Although the ideation was overwhelming, I had reached a place with my mental health where I struggled with these thoughts, but would not act on any plans. I learned to think about it differently. Instead of panic, I would say, “It’s back again, and it’s okay.”
Before I started grad school, after my mother suggested it, I returned to therapy. During these years, I also engaged in spoken word communities all around New England.
At a slam competition in New Hampshire, I performed a poem I had written for the friend I lost to suicide, with additional lines about my own struggles with suicidal thoughts. It was well received. Since then, I have made a conscious effort to allow myself to write about suicide in my poetry.
As I got deeper into the poetry scene, I also became angrier. Spoken word has been an art built by and for Black folks, yet the spoken word videos that were shared the most in regards to the topic of mental illness and suicide ideation, were often white performers. In therapy, I began to rage about how spoken word, films, news stories, national campaigns, and more about recovering from suicidal ideation that received the most recognition came from the voices of mostly white people. Where were the Black people? Even Dead Poets Society, the movie that made my struggle feel seen long ago, featured an all white cast.

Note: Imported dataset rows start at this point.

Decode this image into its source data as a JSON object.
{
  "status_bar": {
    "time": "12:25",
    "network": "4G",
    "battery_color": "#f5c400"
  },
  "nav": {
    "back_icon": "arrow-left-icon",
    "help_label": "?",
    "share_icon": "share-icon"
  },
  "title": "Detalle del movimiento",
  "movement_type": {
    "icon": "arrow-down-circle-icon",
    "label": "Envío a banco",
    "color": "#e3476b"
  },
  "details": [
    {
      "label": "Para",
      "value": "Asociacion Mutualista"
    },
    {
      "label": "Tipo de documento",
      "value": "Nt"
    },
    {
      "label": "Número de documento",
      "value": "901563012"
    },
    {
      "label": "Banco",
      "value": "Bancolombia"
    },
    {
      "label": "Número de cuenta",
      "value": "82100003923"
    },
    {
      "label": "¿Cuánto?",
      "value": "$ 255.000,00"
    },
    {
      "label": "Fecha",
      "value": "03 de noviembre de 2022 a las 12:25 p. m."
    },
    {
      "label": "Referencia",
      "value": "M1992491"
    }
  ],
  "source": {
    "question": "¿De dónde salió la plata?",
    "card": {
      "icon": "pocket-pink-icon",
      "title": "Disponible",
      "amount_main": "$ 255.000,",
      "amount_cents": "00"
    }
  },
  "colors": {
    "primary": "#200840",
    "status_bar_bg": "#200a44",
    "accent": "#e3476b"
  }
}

I had so much anger towards family members who told me my depression wasn’t real because it was “a white people thing,” but that anger began to subside when I realized they hadn’t heard Black people in their circles or on TV talk openly about mental illness and suicidal ideation in this way. If a Black friend died by suicide, it was rare that the cause of death was up for discussion. I’m not the first Black person to talk openly about their struggle with suicidal ideation, but I was often the first to do so with many of my relatives.
In September 2018, A Million Little Things premiered on ABC, a show about how people support each other after hearing the news of a friend’s suicide. The show premiered during Suicide Prevention Month after the losses of Anthony Bourdain, Kate Spade, Avicii, Anam Tanoli, and more by suicide that year.
I was drawn to the show for one character’s storyline in particular: Rome, a Black man who struggles with his own suicide ideation and re-evaluates how to best seek
therapy in the wake of the loss of his friend. I watch attentively each time Rome appears on-screen. His wife, Regina, is a biracial Black woman, like my mom. After the funeral to honor their friend, she recounts what it was like growing up in a Black family that denied the existence of mental illness.
“It doesn’t exist, just pray to Jesus,” she repeats her family’s words.
I say, “Yup!” Not in agreement with the sentiment, but in recognition of it, remembering all the times family members had said this to me. Later in the episode, Rome opens up about his own near attempt before receiving the call about his friend’s death. I sob uncontrollably along with him as he says, “I just feel like I can’t breathe.”
I cry even harder as his friends embraced him and promise to be there for him. In A Million Little Things, I see a reflection of my own experience with suicidal thoughts and it hits closer to home than Dead Poets Society had. Not only because the character is Black, but also because I got to see the story of recovery that I wanted and needed when I was sixteen.
This kind of representation is going to continue playing a huge role in people’s recovery. It’s going to continue playing a huge role in my recovery
I turned twenty-three last December, and I am still in therapy. Not discounting the bouts of intensity that have come in and out of my life, it has been ten years since my ideation was at its highest point. I know that suicide is definitely not an option for me, but I won’t just leave it at that, or cease to talk about it, or cease to get the treatment I need. I am proud that I am still here and the number of years of my life will only continue to grow.
Maya Williams (she/hers & they/them) is a mixed race black suicide survivor and writer currently residing in Portland, ME. They have published essays in spaces such as The Tempest, Black Girl Nerds, Multiracial Media, and The Trill Project. Follow Maya @emmdubb16 on Twitter and Instagram.